## The Next Palindrome

### May 22, 2009

This exercise comes originally from the Sphere Online Judge; I read it on Proggit based on a blog posting by Chethan T. So many of the answers were wrong that I decided it would make a good exercise for Programming Praxis. Here is SPOJ’s statement of the exercise:

A positive integer is called a palindrome if its representation in the decimal system is the same when read from left to right and from right to left. For a given positive integer K of not more than 1000000 digits, write the value of the smallest palindrome larger than K to output. Numbers are always displayed without leading zeros.

Your task is to write a function that calculates the next palindrome larger than its input. When you are finished, you are welcome to read or run a suggested solution, or post your own solution or discuss the exercise in the comments below.

Pages: 1 2

;; It doesn’t need to be that complicated.

;; Below is a simpler solution

(define (next-palindrome n)

(define (next-palindrome* n)

(define digits-of-n (string->list (format “~a” n)))

(cond

[(equal? digits-of-n (reverse digits-of-n)) n]

[else (next-palindrome* (add1 n))]))

(next-palindrome* (add1 n)))

(map next-palindrome ‘(0 88 808 1999 2133 9999 99999)) ==> ‘(1 99 818 2002 2222 10001 100001)

Here’s how I did it:

bisect xs = go xs xs where

go xs [] = ([],[],xs)

go (x:xs) (_:[]) = ([],[x],xs)

go (x:xs) (_:_:ys) = let (fs,m,ss) = go xs ys in (x:fs,m,ss)

increment = foldr go ([],True) where

go ’9′ (xs,True) = (’0′:xs,True)

go x (xs,True) = (succ x:xs,False)

go x (xs,False) = (x:xs,False)

nextPalindrome xs | fhr > secondHalf = firstHalf ++ middle ++ fhr

| otherwise = startInc ++ endInc where

(firstHalf, middle, secondHalf) = bisect xs

fhr = reverse firstHalf

(incremented, carry) = increment (firstHalf ++ middle)

incremented’ | carry = ’1′:incremented
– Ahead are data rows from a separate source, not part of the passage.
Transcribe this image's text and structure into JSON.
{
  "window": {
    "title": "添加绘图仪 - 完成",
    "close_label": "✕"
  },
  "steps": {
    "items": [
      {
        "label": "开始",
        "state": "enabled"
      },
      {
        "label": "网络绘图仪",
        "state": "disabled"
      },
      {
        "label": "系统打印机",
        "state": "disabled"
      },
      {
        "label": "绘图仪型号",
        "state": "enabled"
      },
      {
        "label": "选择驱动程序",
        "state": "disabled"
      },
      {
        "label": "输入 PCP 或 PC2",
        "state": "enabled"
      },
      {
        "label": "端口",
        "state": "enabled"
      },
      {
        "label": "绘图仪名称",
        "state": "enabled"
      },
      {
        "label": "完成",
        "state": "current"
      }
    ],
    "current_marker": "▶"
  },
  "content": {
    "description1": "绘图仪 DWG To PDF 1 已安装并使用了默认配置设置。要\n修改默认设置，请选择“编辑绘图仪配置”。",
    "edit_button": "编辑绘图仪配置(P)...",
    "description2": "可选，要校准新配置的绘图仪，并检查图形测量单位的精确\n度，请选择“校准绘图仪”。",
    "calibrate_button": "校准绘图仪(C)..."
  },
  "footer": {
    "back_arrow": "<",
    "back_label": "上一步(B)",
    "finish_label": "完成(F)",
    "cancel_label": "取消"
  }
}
| otherwise = incremented

startInc | carry = init incremented’

| otherwise = incremented’

endInc | null middle = reverse incremented’

| otherwise = tail (reverse incremented’)

It’s a bit fiddly, but there’s only really two cases: first half reversed > second half: take the palindrome starting with the first half. first half reversed <= second half: take the palindrome starting with the first half plus one (being careful to drop a digit if we increase the length in so doing).

;; Hopefully. Better formated

@Jaime Vargas: note the problem requires this to work on inputs 1000000 digits. Try your program on (10^500000 – 1) * (10^500000).

Once more with formatting?

[...] Praxis – The Next Palindrome By Remco Niemeijer Today’s Programming Praxis problem is about palindromic numbers, i.e. numbers that read the same backwards [...]

My Haskell solution (see http://bonsaicode.wordpress.com/2009/05/22/programming-praxis-%E2%80%93-the-next-palindrome/ for a version with comments):

Lilac, my solution still applies eventhough it is inneficient.

Updated version that’s one line shorter and 50% faster:

Remco, please try nextPalindrome 9919.

;; Take 2: Efficient version

New version that works correctly for 9919:

Remco,

I’m curious. In the first version, how did 9919, or any of the smaller numbers where the second half is less than the first half, pass your test? The test looks to me like it should have worked.

They didn’t, because there was no such test. In the 0, 88…99999 list you used the second half is always greater than or equal to the first half.

The other test just recursively calls nextPalindrome, so the input number is always symmetrical, in which case my original algorithm works ok.

Since there was no test for that type of case I never noticed that bug.

@Jaime Vargas: If thermodynamics means it’s impossible for your program to be executed on certain valid inputs (because any computing device would break down due to entropy first), then I would say the solution does not apply. 10^499978 years is plenty of time for that (and that’s assuming an insanely fast computer is used).

Hey I am Happy To see this Post

“Next Palindrome Number”! which was posted on my blog!

And Thanks For Solving This!

Very Nice Collection!

ruby solution (http://codepad.org/cREcLRuP)